We have hard evidence of the violence in Iran by a handful of the protestors, in some cases resulting in the death of policemen and security officers, being very clearly directed from abroad. These violent elements surfaced in the crowds as early as Friday evening last week, at the inception of the protests. At that point, the hands of elements from outside Iran, including instigators based in the United States and Europe, began to be visible: incitement to violence included encouraging and training people to use Molotov cocktails, to seize ammunition depots, and to stage an armed uprising.

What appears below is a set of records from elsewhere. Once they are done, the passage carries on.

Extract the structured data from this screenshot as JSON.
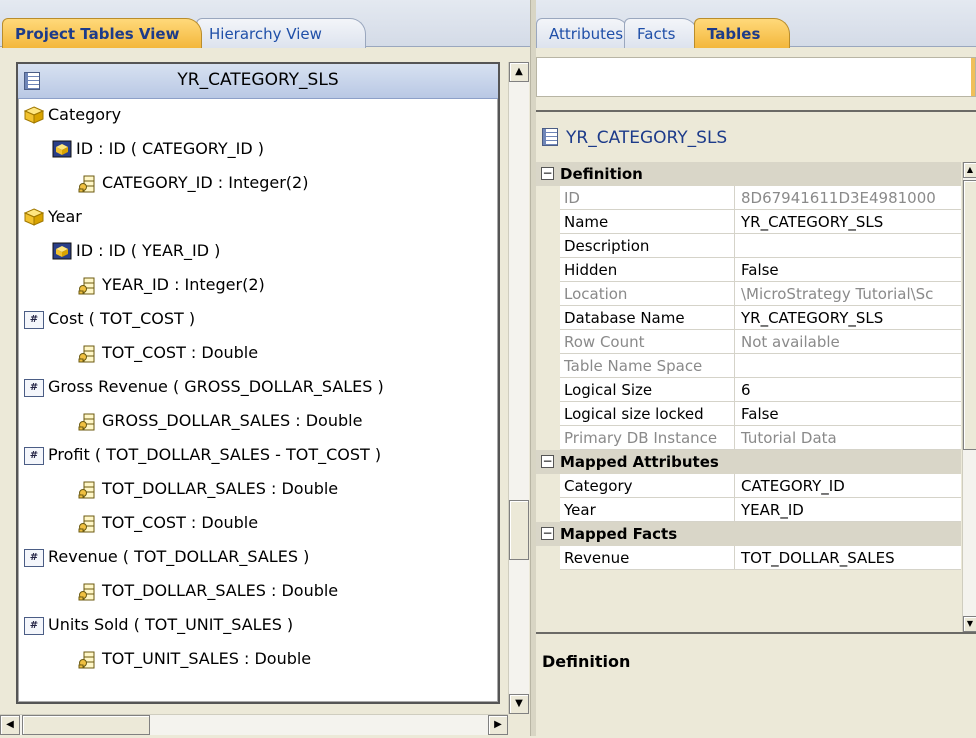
{
  "left_tabs": {
    "project": "Project Tables View",
    "hierarchy": "Hierarchy View"
  },
  "tree": {
    "header": "YR_CATEGORY_SLS",
    "rows": [
      {
        "label": "Category",
        "icon": "attribute-cube-icon"
      },
      {
        "label": "ID : ID ( CATEGORY_ID )",
        "icon": "form-id-icon"
      },
      {
        "label": "CATEGORY_ID : Integer(2)",
        "icon": "column-key-icon"
      },
      {
        "label": "Year",
        "icon": "attribute-cube-icon"
      },
      {
        "label": "ID : ID ( YEAR_ID )",
        "icon": "form-id-icon"
      },
      {
        "label": "YEAR_ID : Integer(2)",
        "icon": "column-key-icon"
      },
      {
        "label": "Cost ( TOT_COST )",
        "icon": "fact-icon"
      },
      {
        "label": "TOT_COST : Double",
        "icon": "column-key-icon"
      },
      {
        "label": "Gross Revenue ( GROSS_DOLLAR_SALES )",
        "icon": "fact-icon"
      },
      {
        "label": "GROSS_DOLLAR_SALES : Double",
        "icon": "column-key-icon"
      },
      {
        "label": "Profit ( TOT_DOLLAR_SALES - TOT_COST )",
        "icon": "fact-icon"
      },
      {
        "label": "TOT_DOLLAR_SALES : Double",
        "icon": "column-key-icon"
      },
      {
        "label": "TOT_COST : Double",
        "icon": "column-key-icon"
      },
      {
        "label": "Revenue ( TOT_DOLLAR_SALES )",
        "icon": "fact-icon"
      },
      {
        "label": "TOT_DOLLAR_SALES : Double",
        "icon": "column-key-icon"
      },
      {
        "label": "Units Sold ( TOT_UNIT_SALES )",
        "icon": "fact-icon"
      },
      {
        "label": "TOT_UNIT_SALES : Double",
        "icon": "column-key-icon"
      }
    ]
  },
  "right_tabs": {
    "attributes": "Attributes",
    "facts": "Facts",
    "tables": "Tables"
  },
  "properties": {
    "title": "YR_CATEGORY_SLS",
    "sections": {
      "definition": "Definition",
      "mapped_attributes": "Mapped Attributes",
      "mapped_facts": "Mapped Facts"
    },
    "definition_rows": [
      {
        "name": "ID",
        "value": "8D67941611D3E4981000",
        "readonly": true
      },
      {
        "name": "Name",
        "value": "YR_CATEGORY_SLS",
        "readonly": false
      },
      {
        "name": "Description",
        "value": "",
        "readonly": false
      },
      {
        "name": "Hidden",
        "value": "False",
        "readonly": false
      },
      {
        "name": "Location",
        "value": "\\MicroStrategy Tutorial\\Sc",
        "readonly": true
      },
      {
        "name": "Database Name",
        "value": "YR_CATEGORY_SLS",
        "readonly": false
      },
      {
        "name": "Row Count",
        "value": "Not available",
        "readonly": true
      },
      {
        "name": "Table Name Space",
        "value": "",
        "readonly": true
      },
      {
        "name": "Logical Size",
        "value": "6",
        "readonly": false
      },
      {
        "name": "Logical size locked",
        "value": "False",
        "readonly": false
      },
      {
        "name": "Primary DB Instance",
        "value": "Tutorial Data",
        "readonly": true
      }
    ],
    "attribute_rows": [
      {
        "name": "Category",
        "value": "CATEGORY_ID"
      },
      {
        "name": "Year",
        "value": "YEAR_ID"
      }
    ],
    "fact_rows": [
      {
        "name": "Revenue",
        "value": "TOT_DOLLAR_SALES"
      }
    ]
  },
  "description_panel": {
    "label": "Definition"
  },
  "colors": {
    "active_tab": "#f3b73c",
    "header_blue": "#b9c8e4",
    "title_blue": "#1d3b8a"
  }
}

One U.S. resident took to social media to order the killing of 120 members of our security forces, threatening that “those who will be included among the killed are “their families, [too] in their homes.” This same U.S. resident publicly stated to U.S. media, with complete sense of impunity that “they should burn down government mosques and police stations.”
It was clear enough to not just us but also third parties that Telegram Messenger executives decided to block some of the violence-inciting channels, citing a “line one shouldn’t cross.”

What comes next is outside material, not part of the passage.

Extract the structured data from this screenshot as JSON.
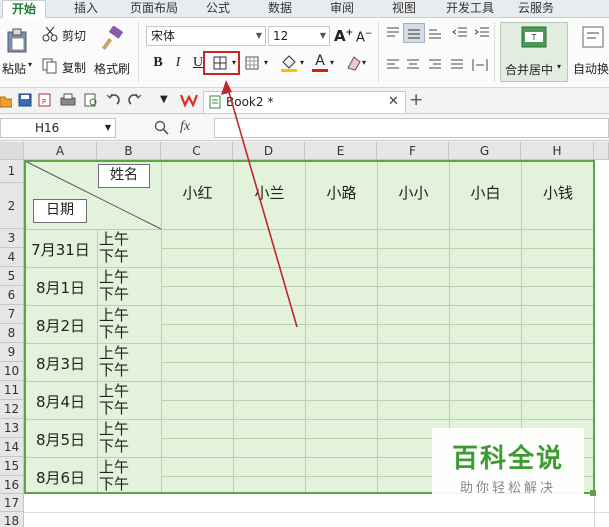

All of this is also well documented in the mainstream media. In one case, a man with extensive criminal record, captured a fire engine and ran it over a car, murdering the driver and his 12-year-old son. In some other cases, hooligans got involved and looted shops and banks. Altogether the peaceful, legitimate protests—which my government emphatically confirmed are a constitutional right which has been respected since the Islamic Revolution—were abused and hijacked to stage arson, vandalism, hooliganism, and in several cases the firing of weapons.
President Trump and some other U.S. politicians have joined ISIS and its patrons in our region to openly incite and encourage violence. It is the ultimate irony that the country whose head of state has thrown his lot in with those visiting violence and destruction on Iran has its UN Ambassador, who has a history of ignorant and belligerent comments on my country (and even has trouble identifying whether a country is fictitious or not), bring it as an issue for debate to the Security Council. If anything, it is Iran that should be demanding a debate and investigation into how and why foreign elements, with impunity, are allowed to encourage and support unrest and violence in another sovereign and founding member of the United Nations. For example, let’s debate why the United States has failed, in spite of repeated official requests, to stop the incitement to violence and murder of innocent civilians from its territory? Or why some European countries continue to provide safe haven to terrorists who are inciting violence and armed rioting as we speak? Why social media sites that promote and teach the use of Molotov Cocktails and boast about people using arms to kill in Iran operate freely in their territory in spite of clear evidence. These are the real issues that need to be addressed.
To make this farce into something more than a mere waste of time, let us discuss something else that this Council hasn’t but should deal with: The free flow of information has brought with it the spread of fake news and other forms of information wars. These threats are common to all free and sovereign nations. We are not alone in finding it necessary to formulate solutions to these challenges. Recently, French President Macron also lauded efforts to increase transparency about the ownership of websites, including their foreign funding; further empowerment of government agencies to fight against “any attempt at destabilization” by TV stations controlled or influenced by foreign states; and also suggested countering social media channels used as propaganda by introducing laws to disclose the source of funding for particularly sponsored content.
These measures are not needed to simply fight back against fake news, rioters and electoral interference, but more ominously in the fight against terrorists, including ISIS. This fight, distinguished members and colleagues, is not zero sum: we will either win together or lose together.